The Terem Palace in the Kremlin
After the conflagration in 1635, Russian master builders Bazhen
Ogurtsov, Antip Konstantinov, Trefil Sharutin and Larlon Ushakov built
new brick chambers for the tzar on to the parts of the older wooden
palace erected by the architect Alevisio Fryazin in 1499-1508.
If you take a close look at the facade of the palace, you will see that
the middle window of the upper storey, in the tzar's study, is decorated
with a particularly at tractive white-stone surround. It was called the
Petition Window. From here a box was lowered into which anyone could put
a petition which the tzar himself supposedly read and considered.
Petitions would lie in wait for a long time and the box came to be known
as the Long Box among the common people and gave rise to the saying, "to
leave one's business to the Long Box".
The Terem Palace helps one form an idea of everyday life in the palace
at the time. The old basement built by Alevisio housed service
facilities, as well as storerooms and cellars. Part of the Terem Palace
was occupied by palatial workshops where ceremonial vestments, clothes
and linens for the tzar and his family were made and kept. The Tzar's
living quarters, the Terems, occupied three upper stories. Adjoining
them on their south side was a vast open place known as the Boyar

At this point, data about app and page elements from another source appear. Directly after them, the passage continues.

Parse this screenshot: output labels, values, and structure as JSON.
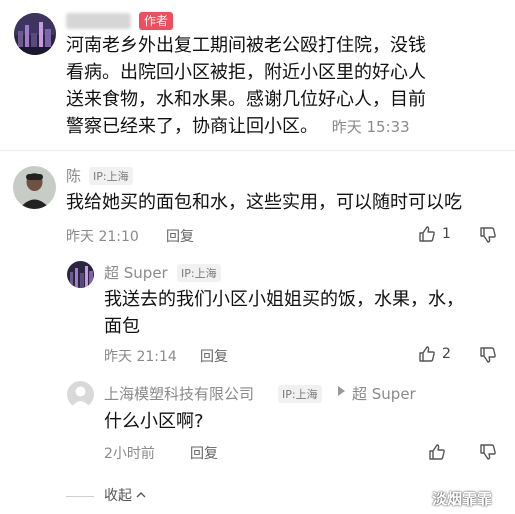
{
  "post": {
    "author_name_blurred": "███████",
    "author_badge": "作者",
    "text": "河南老乡外出复工期间被老公殴打住院，没钱看病。出院回小区被拒，附近小区里的好心人送来食物，水和水果。感谢几位好心人，目前警察已经来了，协商让回小区。",
    "time": "昨天 15:33"
  },
  "comments": [
    {
      "name": "陈",
      "ip": "IP:上海",
      "text": "我给她买的面包和水，这些实用，可以随时可以吃",
      "time": "昨天 21:10",
      "reply_label": "回复",
      "like_count": "1"
    }
  ],
  "replies": [
    {
      "name": "超 Super",
      "ip": "IP:上海",
      "text": "我送去的我们小区小姐姐买的饭，水果，水，面包",
      "time": "昨天 21:14",
      "reply_label": "回复",
      "like_count": "2"
    },
    {
      "name": "上海模塑科技有限公司",
      "ip": "IP:上海",
      "reply_to": "超 Super",
      "text": "什么小区啊?",
      "time": "2小时前",
      "reply_label": "回复"
    }
  ],
  "collapse_label": "收起",
  "watermark": "淡烟霏霏",
  "colors": {
    "badge": "#f04d5d",
    "meta": "#8a8a8a"
  },
  "icons": [
    "like-icon",
    "dislike-icon",
    "chevron-up-icon",
    "play-arrow-icon",
    "default-avatar-icon"
  ]
}
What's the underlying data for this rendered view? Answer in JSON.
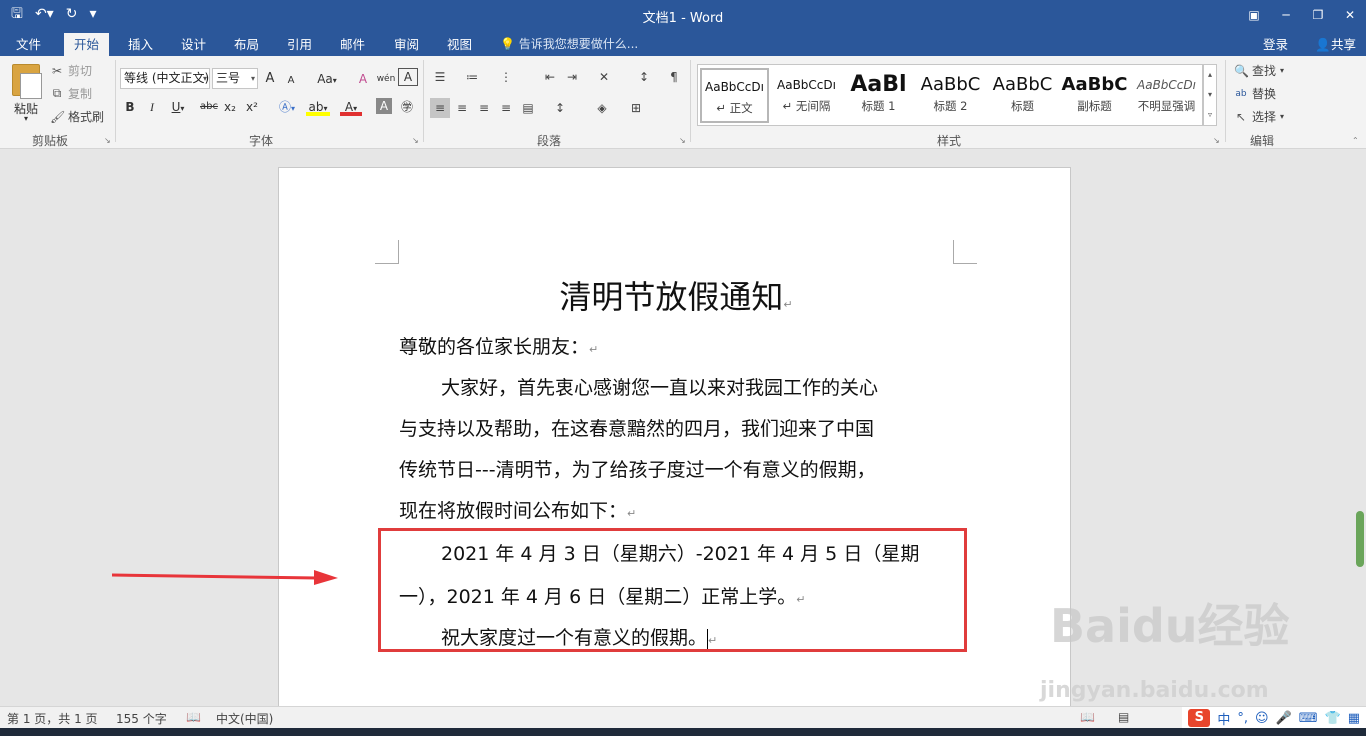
{
  "window": {
    "title": "文档1 - Word",
    "qat": [
      "save-icon",
      "undo-icon",
      "redo-icon",
      "customize-icon"
    ]
  },
  "tabs": {
    "file": "文件",
    "home": "开始",
    "insert": "插入",
    "design": "设计",
    "layout": "布局",
    "references": "引用",
    "mailings": "邮件",
    "review": "审阅",
    "view": "视图",
    "tell_me": "告诉我您想要做什么...",
    "login": "登录",
    "share": "共享"
  },
  "clipboard": {
    "paste": "粘贴",
    "cut": "剪切",
    "copy": "复制",
    "format_painter": "格式刷",
    "group_label": "剪贴板"
  },
  "font": {
    "font_name": "等线 (中文正文)",
    "font_size": "三号",
    "group_label": "字体",
    "bold": "B",
    "italic": "I",
    "underline": "U",
    "strike": "abc",
    "subscript": "x₂",
    "superscript": "x²",
    "grow": "A",
    "shrink": "A",
    "case": "Aa",
    "clear": "A",
    "phonetic": "wén",
    "border": "A"
  },
  "paragraph": {
    "group_label": "段落"
  },
  "styles": {
    "group_label": "样式",
    "items": [
      {
        "sample": "AaBbCcDı",
        "name": "↵ 正文"
      },
      {
        "sample": "AaBbCcDı",
        "name": "↵ 无间隔"
      },
      {
        "sample": "AaBl",
        "name": "标题 1"
      },
      {
        "sample": "AaBbC",
        "name": "标题 2"
      },
      {
        "sample": "AaBbC",
        "name": "标题"
      },
      {
        "sample": "AaBbC",
        "name": "副标题"
      },
      {
        "sample": "AaBbCcDı",
        "name": "不明显强调"
      }
    ]
  },
  "editing": {
    "find": "查找",
    "replace": "替换",
    "select": "选择",
    "group_label": "编辑"
  },
  "document": {
    "title": "清明节放假通知",
    "salutation": "尊敬的各位家长朋友：",
    "body_line1": "大家好，首先衷心感谢您一直以来对我园工作的关心",
    "body_line2": "与支持以及帮助，在这春意黯然的四月，我们迎来了中国",
    "body_line3": "传统节日---清明节，为了给孩子度过一个有意义的假期，",
    "body_line4": "现在将放假时间公布如下：",
    "date_line1": "2021 年 4 月 3 日（星期六）-2021 年 4 月 5 日（星期",
    "date_line2": "一），2021 年 4 月 6 日（星期二）正常上学。",
    "closing": "祝大家度过一个有意义的假期。",
    "para_mark": "↵"
  },
  "status": {
    "page": "第 1 页，共 1 页",
    "words": "155 个字",
    "language": "中文(中国)"
  },
  "ime": {
    "logo": "S",
    "mode": "中",
    "punct": "°,"
  },
  "watermark": {
    "brand": "Baidu经验",
    "url": "jingyan.baidu.com"
  },
  "colors": {
    "title_bar": "#2b579a",
    "highlight": "#e03c3c",
    "arrow": "#e8353a"
  }
}
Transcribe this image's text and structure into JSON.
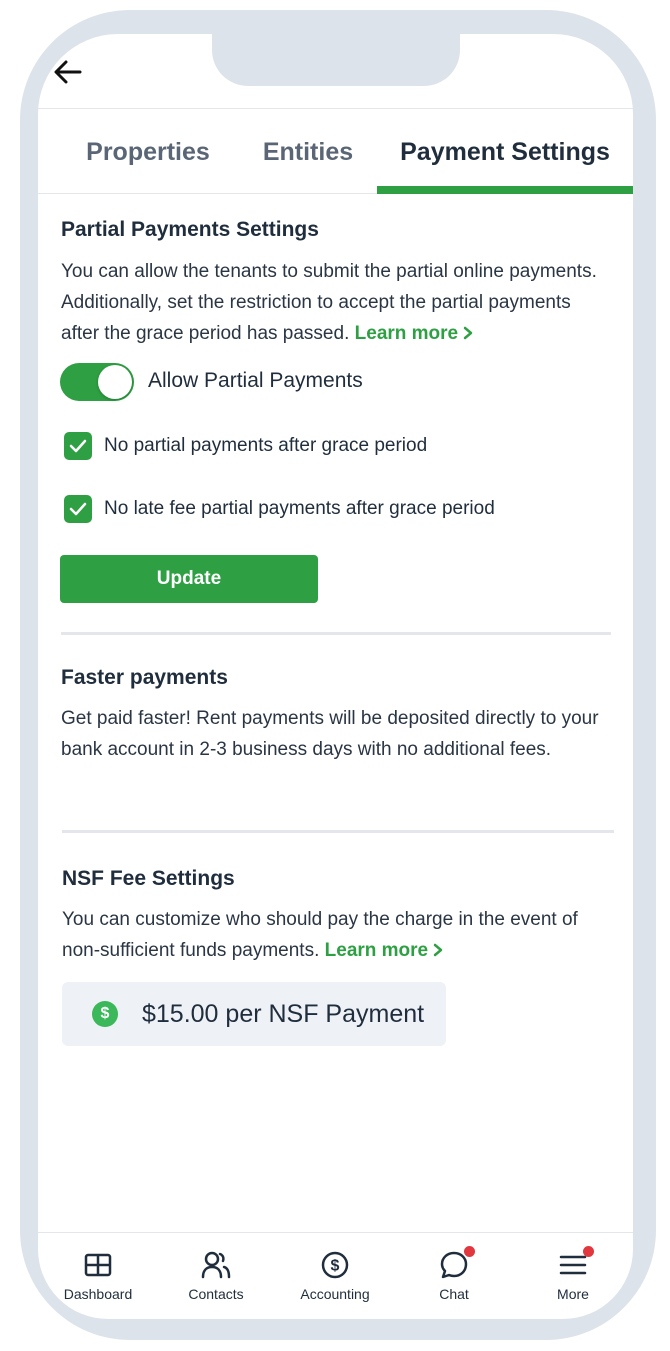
{
  "header": {
    "back_icon": "arrow-left-icon"
  },
  "tabs": [
    {
      "label": "Properties",
      "active": false
    },
    {
      "label": "Entities",
      "active": false
    },
    {
      "label": "Payment Settings",
      "active": true
    }
  ],
  "partial_payments": {
    "title": "Partial Payments Settings",
    "description": "You can allow the tenants to submit the partial online payments. Additionally, set the restriction to accept the partial payments after the grace period has passed.",
    "learn_more": "Learn more",
    "toggle_label": "Allow Partial Payments",
    "toggle_on": true,
    "options": [
      {
        "label": "No partial payments after grace period",
        "checked": true
      },
      {
        "label": "No late fee partial payments after grace period",
        "checked": true
      }
    ],
    "update_button": "Update"
  },
  "faster_payments": {
    "title": "Faster payments",
    "description": "Get paid faster! Rent payments will be deposited directly to your bank account in 2-3 business days with no additional fees."
  },
  "nsf": {
    "title": "NSF Fee Settings",
    "description": "You can customize who should pay the charge in the event of non-sufficient funds payments.",
    "learn_more": "Learn more",
    "fee_label": "$15.00 per NSF Payment",
    "fee_icon": "dollar-circle-icon"
  },
  "bottom_nav": [
    {
      "label": "Dashboard",
      "icon": "dashboard-grid-icon",
      "badge": false
    },
    {
      "label": "Contacts",
      "icon": "contacts-icon",
      "badge": false
    },
    {
      "label": "Accounting",
      "icon": "dollar-circle-icon",
      "badge": false
    },
    {
      "label": "Chat",
      "icon": "chat-bubble-icon",
      "badge": true
    },
    {
      "label": "More",
      "icon": "hamburger-menu-icon",
      "badge": true
    }
  ],
  "colors": {
    "accent": "#2ea043",
    "badge": "#e0383e",
    "frame": "#dde3eb",
    "text": "#1f2d3d"
  }
}
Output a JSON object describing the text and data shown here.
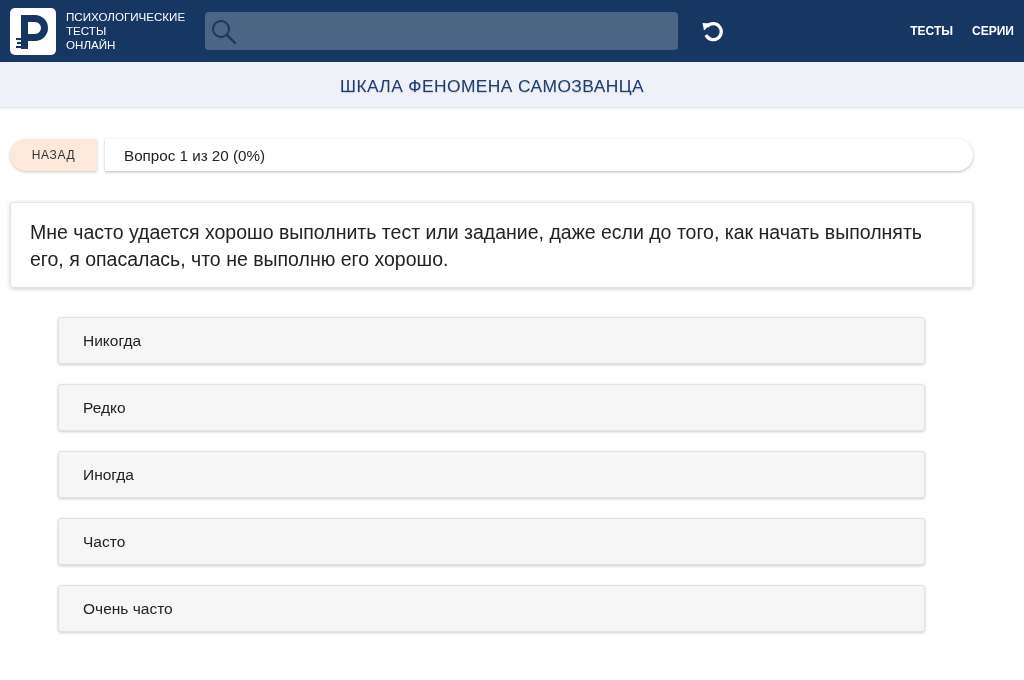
{
  "header": {
    "brand_lines": [
      "ПСИХОЛОГИЧЕСКИЕ",
      "ТЕСТЫ",
      "ОНЛАЙН"
    ],
    "nav": [
      "ТЕСТЫ",
      "СЕРИИ"
    ]
  },
  "title": "ШКАЛА ФЕНОМЕНА САМОЗВАНЦА",
  "progress": {
    "back_button": "НАЗАД",
    "text": "Вопрос 1 из 20 (0%)"
  },
  "question": {
    "text": "Мне часто удается хорошо выполнить тест или задание, даже если до того, как начать выполнять его, я опасалась, что не выполню его хорошо."
  },
  "answers": [
    {
      "label": "Никогда",
      "selected": false
    },
    {
      "label": "Редко",
      "selected": false
    },
    {
      "label": "Иногда",
      "selected": false
    },
    {
      "label": "Часто",
      "selected": false
    },
    {
      "label": "Очень часто",
      "selected": false
    }
  ]
}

Square. From here, a stairway led to the Upper Saviour Square, the
entrance to which was screened off by the famous Golden Grille,
skilfully forged from copper, painted and gilded. It is reminiscent of
the Copper Rebellion, shocked Moscow three hundred years ago.